She is vowing to do all she can to help the DFL regain control of the Legislature and get President Obama re-elected…Messinger, 62, contends GOP politicians are harming Minnesota. “We are not a quality-of-life state anymore,” she said. “Citizens need to get involved and say we don’t like what you are doing to our state.”

Messinger is entitled to her opinions. It’s just that they’re ridiculous. In November, 2010, Minnesotans spoke with a loud, clear voice in emphatically rejecting the DFL as majority party. That’s when they rejected the DFL supermajority in the House and the veto-proof majority in the Senate. That’s when Minnesotans in all corners of the state hired Republicans to run the legislature.

Doesn’t Messinger think that their voices count? Does she think that only liberal voices count?

The DFL’s thinking is straightforward. When they don’t win, it isn’t that people rejected their ideas. It’s that their message didn’t get out. That’s warped thinking considering the media’s availability to publish the DFL spin thinking without hesitation.

Thus far, ABL hasn’t hesitated in not telling the truth, much less telling the whole truth. If ABL felt a fidelity to the truth, they could honestly say that they disagreed with the things the GOP legislature passed. They didn’t take that approach. Instead, they developed a chanting point about how the GOP legislature was a “do-nothing legislature”.

Here’s some questions that ABL and their DFL allies won’t answer: If the GOP legislature is a do-nothing legislature, how did the budget go from having a $6,200,000,000 deficit when they started to having a $1,200,000,000 surplus? If the GOP legislature is a do-nothing legislature, how is it that jobs are getting created?

The fact that Gov. Dayton signed the GOP budget and that that budget took Minnesota from a $6,200,000,000 deficit to a $1,200,000,000 suplus means that the legislature must’ve gotten things right most of the time.

HISTORICAL UPDATE: When Tim Pawlenty was elected governor, Minnesota faced a $4,200,000,000 deficit. As chairman of the House Ways and Means Committee, Jim Knoblach was given the responsibility to figure out what was and what wasn’t needed. Not only did he balance the budget without raising taxes. When Jim retired in 2006, Minnesota had a $2,200,000,000 surplus, which the DFL inherited.

The DFL spent that $2,200,000,000 surplus, then ran the deficits up to $6,200,000,000.

It’s a statement of historical fact that Republicans turned that $6,200,000,000 deficit into a $1,200,000,000 surplus by making wise spending decisions.

Tags: , , , , , , , , , , , , , ,

Thursday night, the Minnesota legislature adjourned sine die.
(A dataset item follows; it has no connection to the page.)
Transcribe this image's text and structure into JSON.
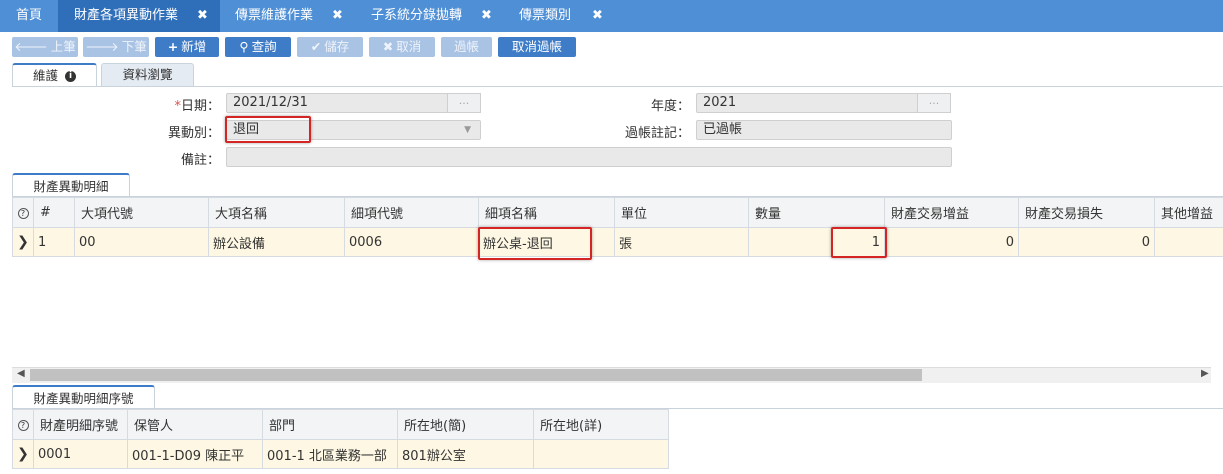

Now that the 87th Session of the Minnesota Legislature is history, it’s time to take a look back at the highs and lows of this legislative session.

King Banaian’s HF2 legislation will have a substantial impact on the structure of state government. That’s long forgotten because it was passed during the special session that ended the state government shutdown.

Dan Fabian’s HF1 legislation was one of the first bills signed into law in 2011. Its impact will be felt for years to come. In fact, the impact is already being felt.

It’s a shame that this legislative session’s highlights are the historic state government shutdown and passing the Vikings stadium bill. The bill that Gov. Dayton signed into law in mid-July, 2011 was the bill he could’ve agreed to on June 30, 2011.

Minnesota has felt the impact of Steve Gottwalt’s HHS reform bill, which Gov. Dayton could’ve agreed to during the regular session. It’s costing taxpayers less money for state-subsidized health insurance than it did 2 years.

Now that the legislating is done, the campaigns will start in earnest. For bloggers, that means the hectic season just finished. That means the frantic season is beginning.

Tags: , , , , , , , , ,